1 cup (250 mL) teff flour
1 cup (250 mL) brown rice flour
1/2 cup (125 mL) tapioca flour
1/2 cup (125 mL) potato flour
1/2 cup (125 mL) white rice flour
1/2 cup (125 mL) cornstarch
1 Tbsp (15 mL) baking powder
2 tsp (10 mL) xanthan gum
1 Tbsp (15 mL) raw cane sugar, divided
1 tsp (5 mL) sea salt
1 1/4 cups (310 mL) water
1 package (8 g) active dry yeast
1/4 cup (60 mL) extra-virgin olive oil
3 eggs, at room temperature
1 tsp (5 mL) freshly squeezed lemon juice
Place flours, cornstarch, baking powder, xanthan gum, 2 tsp (10 mL) sugar, and salt in large bowl of mixer fitted with a paddle. Mix at low speed until blended.
Heat water in small bowl to about 110 F (40 C). Stir in 1 tsp (5 mL) sugar until dissolved. Sprinkle with yeast and let rest until yeast has bubbled to the surface, about 5 minutes. Add to dry ingredients along with oil, eggs, and lemon juice. Gently beat until mixture comes together. Continue to beat at low speed for a couple of minutes to blend thoroughly. Turn out onto counter. If dough is too sticky, lightly dust surface with tapioca flour.
Gently knead with hands for a minute, then divide mixture in half. Crusts can be made to this point, tightly wrapped and refrigerated for up to 1 day before using. Simply bring to room temperature 30 minutes before rolling out.
Lightly oil two 12 in (30 cm) pizza pans. Roll out dough and press into prepared pizza pans. Partially rise in a warm place for 15 minutes.
Preheat barbecue to 400 F (200 C). Place 1 pizza crust in barbecue and close lid. Bake for 5 minutes, then using large spatula, flip crust and add toppings. Barbecue for 5 to 8 more minutes, or until done as you like.
source: "Vegan Barbecue Feast", alive #380, June 2014

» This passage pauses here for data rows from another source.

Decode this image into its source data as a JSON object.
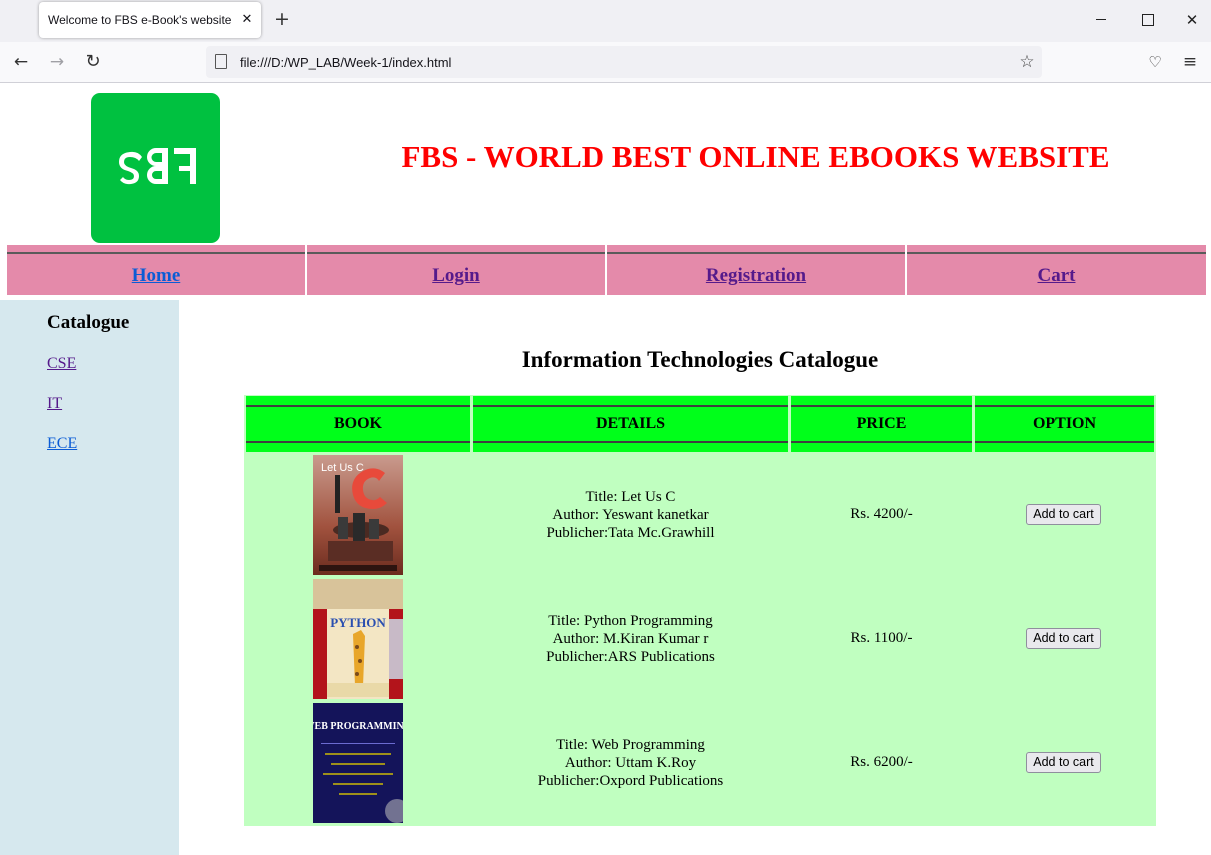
{
  "browser": {
    "tab_title": "Welcome to FBS e-Book's website",
    "tab_close": "✕",
    "new_tab": "+",
    "url": "file:///D:/WP_LAB/Week-1/index.html"
  },
  "header": {
    "logo_text": "FBS",
    "site_title": "FBS - WORLD BEST ONLINE EBOOKS WEBSITE"
  },
  "nav": {
    "items": [
      {
        "label": "Home"
      },
      {
        "label": "Login"
      },
      {
        "label": "Registration"
      },
      {
        "label": "Cart"
      }
    ]
  },
  "sidebar": {
    "title": "Catalogue",
    "links": [
      {
        "label": "CSE"
      },
      {
        "label": "IT"
      },
      {
        "label": "ECE"
      }
    ]
  },
  "catalogue": {
    "title": "Information Technologies Catalogue",
    "columns": [
      "BOOK",
      "DETAILS",
      "PRICE",
      "OPTION"
    ],
    "books": [
      {
        "cover_text": "Let Us C",
        "title": "Title: Let Us C",
        "author": "Author: Yeswant kanetkar",
        "publisher": "Publicher:Tata Mc.Grawhill",
        "price": "Rs. 4200/-",
        "button": "Add to cart"
      },
      {
        "cover_text": "PYTHON",
        "title": "Title: Python Programming",
        "author": "Author: M.Kiran Kumar r",
        "publisher": "Publicher:ARS Publications",
        "price": "Rs. 1100/-",
        "button": "Add to cart"
      },
      {
        "cover_text": "WEB PROGRAMMING",
        "title": "Title: Web Programming",
        "author": "Author: Uttam K.Roy",
        "publisher": "Publicher:Oxpord Publications",
        "price": "Rs. 6200/-",
        "button": "Add to cart"
      }
    ]
  },
  "colors": {
    "title_red": "#ff0000",
    "nav_pink": "#e48aaa",
    "sidebar_blue": "#d6e8ee",
    "table_header_green": "#00ff1a",
    "table_body_green": "#c0ffc0",
    "logo_green": "#00c140"
  }
}
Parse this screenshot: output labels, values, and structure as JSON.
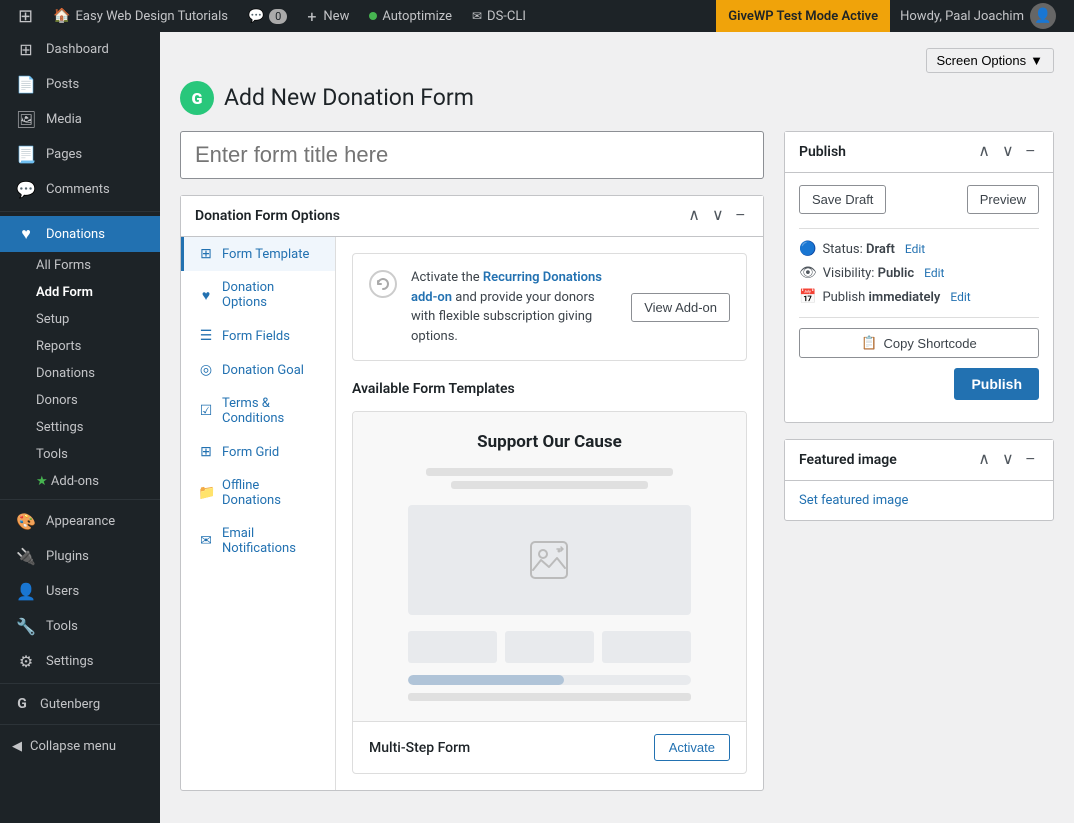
{
  "adminbar": {
    "site_name": "Easy Web Design Tutorials",
    "comments_count": "0",
    "new_label": "New",
    "autoptimize_label": "Autoptimize",
    "dscli_label": "DS-CLI",
    "test_mode_label": "GiveWP Test Mode Active",
    "howdy_label": "Howdy, Paal Joachim",
    "screen_options_label": "Screen Options"
  },
  "sidebar": {
    "items": [
      {
        "id": "dashboard",
        "label": "Dashboard",
        "icon": "⊞"
      },
      {
        "id": "posts",
        "label": "Posts",
        "icon": "📄"
      },
      {
        "id": "media",
        "label": "Media",
        "icon": "🖼"
      },
      {
        "id": "pages",
        "label": "Pages",
        "icon": "📃"
      },
      {
        "id": "comments",
        "label": "Comments",
        "icon": "💬"
      },
      {
        "id": "donations",
        "label": "Donations",
        "icon": "♥",
        "active": true
      },
      {
        "id": "appearance",
        "label": "Appearance",
        "icon": "🎨"
      },
      {
        "id": "plugins",
        "label": "Plugins",
        "icon": "🔌"
      },
      {
        "id": "users",
        "label": "Users",
        "icon": "👤"
      },
      {
        "id": "tools",
        "label": "Tools",
        "icon": "🔧"
      },
      {
        "id": "settings",
        "label": "Settings",
        "icon": "⚙"
      }
    ],
    "donations_submenu": [
      {
        "id": "all-forms",
        "label": "All Forms"
      },
      {
        "id": "add-form",
        "label": "Add Form",
        "active": true
      },
      {
        "id": "setup",
        "label": "Setup"
      },
      {
        "id": "reports",
        "label": "Reports"
      },
      {
        "id": "donations",
        "label": "Donations"
      },
      {
        "id": "donors",
        "label": "Donors"
      },
      {
        "id": "settings",
        "label": "Settings"
      },
      {
        "id": "tools",
        "label": "Tools"
      },
      {
        "id": "add-ons",
        "label": "Add-ons"
      }
    ],
    "other_items": [
      {
        "id": "gutenberg",
        "label": "Gutenberg",
        "icon": "G"
      }
    ],
    "collapse_label": "Collapse menu"
  },
  "page": {
    "title": "Add New Donation Form",
    "title_placeholder": "Enter form title here"
  },
  "donation_form_options": {
    "box_title": "Donation Form Options",
    "sidebar_items": [
      {
        "id": "form-template",
        "label": "Form Template",
        "icon": "⊞",
        "active": true
      },
      {
        "id": "donation-options",
        "label": "Donation Options",
        "icon": "♥"
      },
      {
        "id": "form-fields",
        "label": "Form Fields",
        "icon": "☰"
      },
      {
        "id": "donation-goal",
        "label": "Donation Goal",
        "icon": "◎"
      },
      {
        "id": "terms-conditions",
        "label": "Terms & Conditions",
        "icon": "☑"
      },
      {
        "id": "form-grid",
        "label": "Form Grid",
        "icon": "⊞"
      },
      {
        "id": "offline-donations",
        "label": "Offline Donations",
        "icon": "📁"
      },
      {
        "id": "email-notifications",
        "label": "Email Notifications",
        "icon": "✉"
      }
    ],
    "recurring_banner": {
      "text_before": "Activate the ",
      "addon_link": "Recurring Donations add-on",
      "text_after": " and provide your donors with flexible subscription giving options.",
      "button_label": "View Add-on"
    },
    "available_templates_title": "Available Form Templates",
    "template_card": {
      "preview_title": "Support Our Cause",
      "name": "Multi-Step Form",
      "activate_label": "Activate"
    }
  },
  "publish_box": {
    "title": "Publish",
    "save_draft_label": "Save Draft",
    "preview_label": "Preview",
    "status_label": "Status:",
    "status_value": "Draft",
    "status_edit": "Edit",
    "visibility_label": "Visibility:",
    "visibility_value": "Public",
    "visibility_edit": "Edit",
    "publish_label": "Publish",
    "publish_value": "immediately",
    "publish_edit": "Edit",
    "copy_shortcode_label": "Copy Shortcode",
    "publish_btn_label": "Publish"
  },
  "featured_image_box": {
    "title": "Featured image",
    "set_image_label": "Set featured image"
  }
}
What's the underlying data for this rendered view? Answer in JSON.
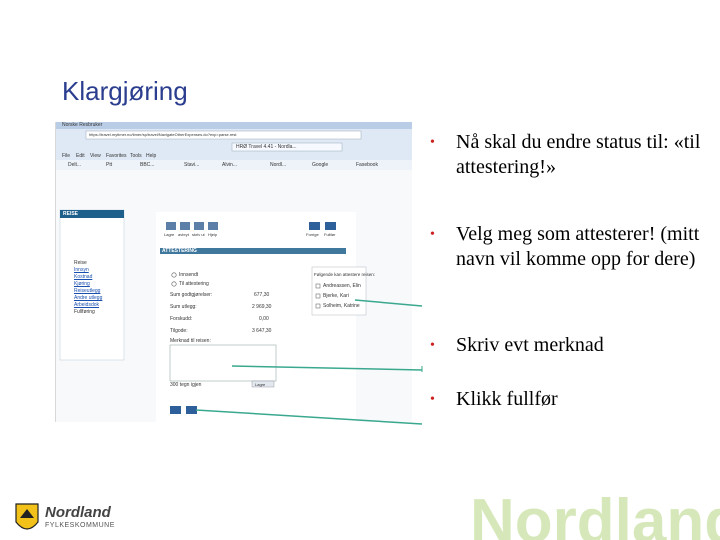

Don’t be fooled by the simplicity of this roasted vegetable appetizer platter. High quality ingredients, a variety of textures and colours, fresh herbs, and a flash of lemon make it shine. Not all olive oils and balsamics are created equal Use your good, fruity, cold-pressed extra-virgin olive oil to accompany this appetizer platter, since the quality and flavour will shine through. You can use a more neutral and affordable olive oil for roasting the vegetables, if you prefer. As for the balsamic vinegar, use either an aged one that’s thick and sweet, or reduce a young balsamic in a small saucepan until thick, optionally adding a pinch of sugar to sweeten it (see the oyster mushrooms with caramelized parsnips recipe for helpful directions). A store-bought balsamic glaze that’s already been thickened works as well, but check the ingredients for unwanted preservatives and sweeteners.
Spooned over hearty fall greens such as kale or chard, this delicious side dish can also double as a main meal; its flavours absolutely pop with our zesty herb topping. The beets are packed with amazing nutrients, plus they’re delicious served hot, at room temperature, or cold. Add some crunch This dish is a meal in itself. Scatter toasted pine nuts or pecans overtop for some added crunch.
“One of my favourite stir-fry meals is broccoli beef, so when I found myself with several hundred pounds of Yukon Mountain caribou this past fall, I figured a ’bou backstrap would be an excellent game replacement,” says Cosco. “Paired with a side of rice, this quick game meal is ready to go.” Note to those afraid of cranking the heat: “The pan needs to be ripping hot to give an immediate sear,” says Cosco. Take a deep breath, and go for it. What’s backstrap? Backstrap comes from the caribou’s longissimus dorsi, the muscle that runs along the spine. Beef striploin would be a good substitution for the lean meat, says Cosco. The slices should be cut to the classic length of fajita strips, about 1/2 in (1.25 cm) wide.